DATA FOR ANALYSIS Block Start
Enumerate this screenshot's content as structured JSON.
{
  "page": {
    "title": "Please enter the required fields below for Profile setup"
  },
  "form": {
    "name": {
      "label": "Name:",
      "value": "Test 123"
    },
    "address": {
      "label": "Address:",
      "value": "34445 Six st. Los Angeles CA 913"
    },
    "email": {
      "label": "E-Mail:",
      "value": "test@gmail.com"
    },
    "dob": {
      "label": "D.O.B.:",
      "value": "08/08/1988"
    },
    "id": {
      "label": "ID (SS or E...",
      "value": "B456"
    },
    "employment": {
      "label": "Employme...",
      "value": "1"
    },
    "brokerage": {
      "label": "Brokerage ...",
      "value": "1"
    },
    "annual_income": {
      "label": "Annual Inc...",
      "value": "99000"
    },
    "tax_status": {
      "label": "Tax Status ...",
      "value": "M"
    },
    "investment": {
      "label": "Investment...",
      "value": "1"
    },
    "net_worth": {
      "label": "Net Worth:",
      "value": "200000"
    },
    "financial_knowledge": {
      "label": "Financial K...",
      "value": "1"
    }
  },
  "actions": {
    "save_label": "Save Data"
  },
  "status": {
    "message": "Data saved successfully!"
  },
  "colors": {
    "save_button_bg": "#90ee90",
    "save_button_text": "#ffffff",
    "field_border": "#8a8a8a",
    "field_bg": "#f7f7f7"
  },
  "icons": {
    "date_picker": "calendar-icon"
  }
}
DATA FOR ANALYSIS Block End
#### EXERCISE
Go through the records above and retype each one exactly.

#### EXERCISE OUTPUT
Enumerate this screenshot's content as structured JSON.
{
  "page": {
    "title": "Please enter the required fields below for Profile setup"
  },
  "form": {
    "name": {
      "label": "Name:",
      "value": "Test 123"
    },
    "address": {
      "label": "Address:",
      "value": "34445 Six st. Los Angeles CA 913"
    },
    "email": {
      "label": "E-Mail:",
      "value": "test@gmail.com"
    },
    "dob": {
      "label": "D.O.B.:",
      "value": "08/08/1988"
    },
    "id": {
      "label": "ID (SS or E...",
      "value": "B456"
    },
    "employment": {
      "label": "Employme...",
      "value": "1"
    },
    "brokerage": {
      "label": "Brokerage ...",
      "value": "1"
    },
    "annual_income": {
      "label": "Annual Inc...",
      "value": "99000"
    },
    "tax_status": {
      "label": "Tax Status ...",
      "value": "M"
    },
    "investment": {
      "label": "Investment...",
      "value": "1"
    },
    "net_worth": {
      "label": "Net Worth:",
      "value": "200000"
    },
    "financial_knowledge": {
      "label": "Financial K...",
      "value": "1"
    }
  },
  "actions": {
    "save_label": "Save Data"
  },
  "status": {
    "message": "Data saved successfully!"
  },
  "colors": {
    "save_button_bg": "#90ee90",
    "save_button_text": "#ffffff",
    "field_border": "#8a8a8a",
    "field_bg": "#f7f7f7"
  },
  "icons": {
    "date_picker": "calendar-icon"
  }
}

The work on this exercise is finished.